VI. American Revolution and Its Impact
A. Influence of the American Revolution on Middle Ground dynamics
B. Role of expanding American settlement in altering relations
C. Lack of accommodation towards Algonquian neighbors by American settlers
A. Recap of key points
B. Emphasis on the evolution of Middle Ground dynamics over time
C. Closing thoughts on the significance of understanding the Middle Ground concept
Over the span of two centuries, Europeans and Indians constructed a shared and mutually comprehensible world in the region around the Great Lakes, as detailed in Richard White’s ‘Middle Ground.’ This unique space, termed the Middle Ground, existed in between cultures, peoples, and empires, serving as a meeting point for various North American subjects and allies of empires. Creative misunderstanding played a pivotal role in defining this Middle Ground, with examples such as the French adopting paternalistic roles to ensure success. During periods when whites could neither dictate to Indians nor ignore them, mediation and accommodation thrived. However, the dynamics shifted with the French-Indian (Seven Year) War, disrupting relations and leading to a deterioration characterized by murder and revenge.
The Middle Ground involved a multitude of players, both European and Indian, contributing to its formation. The interactions between different cultures in this space were complex, and the roles of Europeans and Indians were crucial in shaping the dynamics. The book emphasizes the significance of mediation and accommodation in the Middle Ground, where colonizers gave gifts to the colonized, and patriarchal metaphors became central to politics.
The French-Indian (Seven Year) War marked a turning point, altering relations and power dynamics in the Middle Ground. The aftermath of the war had a lasting impact on the evolving dynamics between Europeans and Indians. Subsequently, Anglo-Indian ties saw a transition from mediation to conflict, characterized by murder and revenge rather than the previous patterns of accommodation.
The American Revolution further exacerbated the tensions, influencing Middle Ground dynamics. The expanding American settlement played a role in the deterioration of relations, as settlers saw no need to accommodate their Algonquian neighbors. This shift marked a departure from the earlier patterns of mediation and accommodation that characterized the Middle Ground.

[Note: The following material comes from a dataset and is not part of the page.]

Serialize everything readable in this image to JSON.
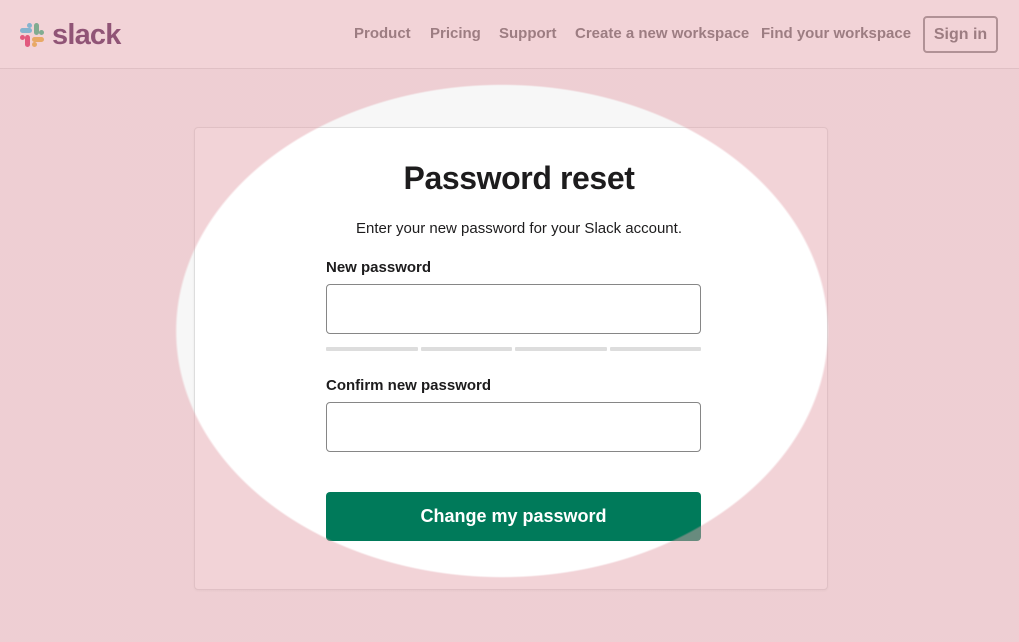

In conclusion, understanding the concept of the Middle Ground is crucial for grasping the intricate dynamics between Europeans and Indians in the Great Lakes region. The evolution of these dynamics over time, from creative misunderstanding to conflict, provides valuable insights into the complexities of cultural interactions and power struggles in colonial America.
White, R. (1991). The Middle Ground: Indians, Empires, and Republics in the Great Lakes Region, 1650 – 1815. Cambridge: Cambridge University Press.
Frequently Asked Questions
Q: Why is the Middle Ground concept significant in the context of the Great Lakes region?
A: The Middle Ground concept, as outlined by Richard White, provides insights into how Europeans and Indians constructed a shared world over two centuries. Understanding this concept is crucial for unraveling the complexities of cultural interactions and power dynamics in the colonial context.
Q: How did creative misunderstanding shape the Middle Ground?
A: Creative misunderstanding played a pivotal role in defining the Middle Ground, where different cultures interacted. For instance, the French learned that success in this space required adopting paternalistic roles, behaving as “fathers” by bestowing gifts and mediating disputes.
Q: What impact did the French-Indian (Seven Year) War have on the Middle Ground?
A: The war disrupted and altered relations in the Middle Ground, marking a turning point in power dynamics. It led to a shift from a pattern of mediation and accommodation to one characterized by conflict, murder, and revenge.
Q: Who were the players in the Middle Ground, and how did they contribute to its formation?
A: The Middle Ground involved various European and Indian participants. The interactions between these different cultures were complex, and the roles of Europeans and Indians were crucial in shaping the dynamics of this unique space.
Q: How did the American Revolution influence Middle Ground dynamics?
A: The American Revolution exacerbated tensions and influenced Middle Ground dynamics. The expanding American settlement contributed to the deterioration of relations, with settlers showing a lack of accommodation towards their Algonquian neighbors.